*** Source information ***

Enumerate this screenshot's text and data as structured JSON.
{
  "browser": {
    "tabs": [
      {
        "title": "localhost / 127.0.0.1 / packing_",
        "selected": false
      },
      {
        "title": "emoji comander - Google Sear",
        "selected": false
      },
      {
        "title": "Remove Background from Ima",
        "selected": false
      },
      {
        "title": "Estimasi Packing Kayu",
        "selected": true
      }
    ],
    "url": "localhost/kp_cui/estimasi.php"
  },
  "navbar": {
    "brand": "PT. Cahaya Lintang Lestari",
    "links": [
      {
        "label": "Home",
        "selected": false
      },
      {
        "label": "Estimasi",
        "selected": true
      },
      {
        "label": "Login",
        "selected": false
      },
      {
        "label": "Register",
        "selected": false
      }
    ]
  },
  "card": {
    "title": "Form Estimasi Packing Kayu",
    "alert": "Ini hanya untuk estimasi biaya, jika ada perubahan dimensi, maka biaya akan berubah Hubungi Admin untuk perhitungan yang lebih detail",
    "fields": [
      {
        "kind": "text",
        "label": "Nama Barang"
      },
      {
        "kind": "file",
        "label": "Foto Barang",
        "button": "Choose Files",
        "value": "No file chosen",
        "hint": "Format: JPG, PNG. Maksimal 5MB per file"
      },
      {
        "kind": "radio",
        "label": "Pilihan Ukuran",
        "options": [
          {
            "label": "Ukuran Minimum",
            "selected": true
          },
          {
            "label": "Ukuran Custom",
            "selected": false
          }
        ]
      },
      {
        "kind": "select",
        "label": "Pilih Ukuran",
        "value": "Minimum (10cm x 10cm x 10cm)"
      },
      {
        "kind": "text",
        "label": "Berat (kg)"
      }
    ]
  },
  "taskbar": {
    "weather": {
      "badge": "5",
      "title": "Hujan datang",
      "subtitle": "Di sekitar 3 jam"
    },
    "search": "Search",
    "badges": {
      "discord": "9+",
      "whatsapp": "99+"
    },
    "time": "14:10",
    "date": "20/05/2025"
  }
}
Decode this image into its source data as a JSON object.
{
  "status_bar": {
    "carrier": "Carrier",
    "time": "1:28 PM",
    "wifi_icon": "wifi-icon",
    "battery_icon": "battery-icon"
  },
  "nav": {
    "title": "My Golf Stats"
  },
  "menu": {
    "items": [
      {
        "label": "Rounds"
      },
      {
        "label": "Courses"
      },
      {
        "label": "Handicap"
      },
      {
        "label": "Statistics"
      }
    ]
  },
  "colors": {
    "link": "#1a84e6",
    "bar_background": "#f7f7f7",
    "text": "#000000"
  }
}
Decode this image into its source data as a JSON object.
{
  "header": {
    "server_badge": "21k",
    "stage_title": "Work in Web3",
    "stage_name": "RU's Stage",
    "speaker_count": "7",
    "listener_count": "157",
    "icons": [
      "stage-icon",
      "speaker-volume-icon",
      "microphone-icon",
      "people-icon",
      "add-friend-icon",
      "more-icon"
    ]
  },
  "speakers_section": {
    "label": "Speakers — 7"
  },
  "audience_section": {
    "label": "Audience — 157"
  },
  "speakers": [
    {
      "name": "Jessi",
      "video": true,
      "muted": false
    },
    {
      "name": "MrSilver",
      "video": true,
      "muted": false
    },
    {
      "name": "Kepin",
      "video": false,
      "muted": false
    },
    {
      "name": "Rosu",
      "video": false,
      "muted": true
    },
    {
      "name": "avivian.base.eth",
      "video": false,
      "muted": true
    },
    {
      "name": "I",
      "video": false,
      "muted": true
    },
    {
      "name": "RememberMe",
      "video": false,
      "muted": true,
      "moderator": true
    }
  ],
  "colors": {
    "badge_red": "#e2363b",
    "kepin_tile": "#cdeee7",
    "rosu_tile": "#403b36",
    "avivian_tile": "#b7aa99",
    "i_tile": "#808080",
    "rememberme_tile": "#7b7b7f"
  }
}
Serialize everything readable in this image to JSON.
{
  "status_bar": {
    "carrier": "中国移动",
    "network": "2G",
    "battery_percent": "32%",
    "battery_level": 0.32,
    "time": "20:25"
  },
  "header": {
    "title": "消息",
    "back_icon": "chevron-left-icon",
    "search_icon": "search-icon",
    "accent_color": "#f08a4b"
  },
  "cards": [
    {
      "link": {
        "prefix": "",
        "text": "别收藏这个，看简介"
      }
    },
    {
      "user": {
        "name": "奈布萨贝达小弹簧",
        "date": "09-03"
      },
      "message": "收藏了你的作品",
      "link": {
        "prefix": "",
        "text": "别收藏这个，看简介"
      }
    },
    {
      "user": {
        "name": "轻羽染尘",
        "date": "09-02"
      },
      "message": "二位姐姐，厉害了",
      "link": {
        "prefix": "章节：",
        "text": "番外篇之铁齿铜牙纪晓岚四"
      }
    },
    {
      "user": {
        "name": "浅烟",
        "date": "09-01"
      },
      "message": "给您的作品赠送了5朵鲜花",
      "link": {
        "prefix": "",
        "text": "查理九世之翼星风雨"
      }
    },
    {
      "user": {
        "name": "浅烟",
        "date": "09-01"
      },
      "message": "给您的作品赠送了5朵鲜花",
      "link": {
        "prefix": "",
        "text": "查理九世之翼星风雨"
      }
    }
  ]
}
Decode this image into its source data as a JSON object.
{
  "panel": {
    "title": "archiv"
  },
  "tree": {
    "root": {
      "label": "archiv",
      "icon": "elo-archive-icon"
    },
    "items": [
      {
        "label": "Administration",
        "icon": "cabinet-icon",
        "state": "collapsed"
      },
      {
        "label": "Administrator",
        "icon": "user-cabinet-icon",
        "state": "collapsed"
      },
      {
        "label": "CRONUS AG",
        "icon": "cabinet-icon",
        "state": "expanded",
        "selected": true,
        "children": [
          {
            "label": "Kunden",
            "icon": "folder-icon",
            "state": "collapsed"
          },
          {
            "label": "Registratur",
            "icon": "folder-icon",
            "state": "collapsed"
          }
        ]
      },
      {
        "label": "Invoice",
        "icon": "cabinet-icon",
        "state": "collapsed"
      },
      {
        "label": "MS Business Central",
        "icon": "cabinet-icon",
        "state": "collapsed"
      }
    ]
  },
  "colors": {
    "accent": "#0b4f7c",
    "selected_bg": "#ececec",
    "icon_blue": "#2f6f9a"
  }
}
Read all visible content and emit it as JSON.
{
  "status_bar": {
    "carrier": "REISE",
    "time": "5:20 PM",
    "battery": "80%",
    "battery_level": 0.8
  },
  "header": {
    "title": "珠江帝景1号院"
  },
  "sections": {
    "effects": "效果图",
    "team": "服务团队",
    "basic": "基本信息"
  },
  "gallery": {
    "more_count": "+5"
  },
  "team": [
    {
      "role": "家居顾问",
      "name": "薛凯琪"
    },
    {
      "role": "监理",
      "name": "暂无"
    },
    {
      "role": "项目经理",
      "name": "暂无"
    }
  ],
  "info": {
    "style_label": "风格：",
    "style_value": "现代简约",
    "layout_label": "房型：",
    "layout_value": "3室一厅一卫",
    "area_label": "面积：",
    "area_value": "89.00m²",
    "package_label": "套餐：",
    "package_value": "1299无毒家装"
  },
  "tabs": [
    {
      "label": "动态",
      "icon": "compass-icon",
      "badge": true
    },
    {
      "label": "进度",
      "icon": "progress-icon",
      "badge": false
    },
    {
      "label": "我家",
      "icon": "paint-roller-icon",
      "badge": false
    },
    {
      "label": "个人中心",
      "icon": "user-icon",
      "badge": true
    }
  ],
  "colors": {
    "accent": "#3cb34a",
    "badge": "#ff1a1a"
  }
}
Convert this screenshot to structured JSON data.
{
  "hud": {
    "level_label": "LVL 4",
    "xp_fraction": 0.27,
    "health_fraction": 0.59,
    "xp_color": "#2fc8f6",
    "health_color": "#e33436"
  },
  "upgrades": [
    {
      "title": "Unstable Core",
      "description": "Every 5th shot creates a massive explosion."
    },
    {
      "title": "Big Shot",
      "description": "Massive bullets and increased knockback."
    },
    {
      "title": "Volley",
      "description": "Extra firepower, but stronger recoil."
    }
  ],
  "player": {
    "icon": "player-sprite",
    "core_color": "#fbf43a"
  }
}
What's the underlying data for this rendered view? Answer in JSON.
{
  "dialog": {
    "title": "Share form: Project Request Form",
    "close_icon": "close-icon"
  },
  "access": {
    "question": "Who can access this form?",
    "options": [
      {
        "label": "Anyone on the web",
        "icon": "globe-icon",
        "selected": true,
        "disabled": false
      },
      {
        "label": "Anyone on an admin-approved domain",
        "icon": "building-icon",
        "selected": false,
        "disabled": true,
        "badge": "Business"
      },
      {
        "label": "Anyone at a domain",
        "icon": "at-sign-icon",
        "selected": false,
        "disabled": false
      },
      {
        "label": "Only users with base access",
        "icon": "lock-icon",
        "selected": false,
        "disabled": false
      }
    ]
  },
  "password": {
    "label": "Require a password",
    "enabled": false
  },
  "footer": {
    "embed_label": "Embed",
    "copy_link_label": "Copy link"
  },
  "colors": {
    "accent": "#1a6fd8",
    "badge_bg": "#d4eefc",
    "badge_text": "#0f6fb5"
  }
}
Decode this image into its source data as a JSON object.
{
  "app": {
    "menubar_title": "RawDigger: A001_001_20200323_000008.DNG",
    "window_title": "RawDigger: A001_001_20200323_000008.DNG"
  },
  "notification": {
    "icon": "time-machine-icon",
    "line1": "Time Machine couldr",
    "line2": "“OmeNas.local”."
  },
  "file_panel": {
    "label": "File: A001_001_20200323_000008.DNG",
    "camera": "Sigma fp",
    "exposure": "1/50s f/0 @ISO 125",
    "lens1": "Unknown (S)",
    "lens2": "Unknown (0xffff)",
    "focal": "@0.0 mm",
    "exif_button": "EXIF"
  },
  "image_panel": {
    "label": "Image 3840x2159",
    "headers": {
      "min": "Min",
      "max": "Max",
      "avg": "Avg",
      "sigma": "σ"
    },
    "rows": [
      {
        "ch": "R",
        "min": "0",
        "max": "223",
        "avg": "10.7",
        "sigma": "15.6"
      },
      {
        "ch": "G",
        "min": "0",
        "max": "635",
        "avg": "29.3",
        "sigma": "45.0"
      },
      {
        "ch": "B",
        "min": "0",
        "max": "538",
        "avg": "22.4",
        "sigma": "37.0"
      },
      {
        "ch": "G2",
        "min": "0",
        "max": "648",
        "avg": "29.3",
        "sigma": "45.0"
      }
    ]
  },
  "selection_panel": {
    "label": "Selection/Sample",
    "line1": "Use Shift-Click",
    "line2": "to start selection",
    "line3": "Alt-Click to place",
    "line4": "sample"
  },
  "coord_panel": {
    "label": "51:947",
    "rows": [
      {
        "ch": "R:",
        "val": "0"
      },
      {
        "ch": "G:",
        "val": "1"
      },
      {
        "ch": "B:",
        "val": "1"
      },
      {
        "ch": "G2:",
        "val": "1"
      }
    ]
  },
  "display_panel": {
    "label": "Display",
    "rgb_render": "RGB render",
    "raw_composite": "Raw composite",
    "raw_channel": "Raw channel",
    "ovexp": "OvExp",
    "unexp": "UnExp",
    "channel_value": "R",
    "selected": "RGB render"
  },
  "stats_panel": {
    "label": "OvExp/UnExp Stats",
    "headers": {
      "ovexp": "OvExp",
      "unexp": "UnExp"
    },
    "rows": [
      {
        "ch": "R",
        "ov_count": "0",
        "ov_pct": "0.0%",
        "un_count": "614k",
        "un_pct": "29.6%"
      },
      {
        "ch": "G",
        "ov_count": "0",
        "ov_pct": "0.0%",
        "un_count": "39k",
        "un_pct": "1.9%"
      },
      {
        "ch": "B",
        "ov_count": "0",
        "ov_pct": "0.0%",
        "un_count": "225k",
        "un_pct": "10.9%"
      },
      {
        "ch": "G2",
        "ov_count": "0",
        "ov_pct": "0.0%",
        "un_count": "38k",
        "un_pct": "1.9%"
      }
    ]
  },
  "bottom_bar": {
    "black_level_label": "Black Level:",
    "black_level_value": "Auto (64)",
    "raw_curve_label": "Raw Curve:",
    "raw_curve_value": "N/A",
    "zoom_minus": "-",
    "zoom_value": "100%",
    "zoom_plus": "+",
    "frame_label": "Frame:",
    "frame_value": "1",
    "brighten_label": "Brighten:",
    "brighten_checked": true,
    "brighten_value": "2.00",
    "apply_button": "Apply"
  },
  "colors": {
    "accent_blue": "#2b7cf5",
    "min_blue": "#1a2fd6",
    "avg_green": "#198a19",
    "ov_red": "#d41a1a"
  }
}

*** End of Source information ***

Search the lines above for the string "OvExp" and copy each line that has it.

    "ovexp": "OvExp",
    "label": "OvExp/UnExp Stats",
      "ovexp": "OvExp",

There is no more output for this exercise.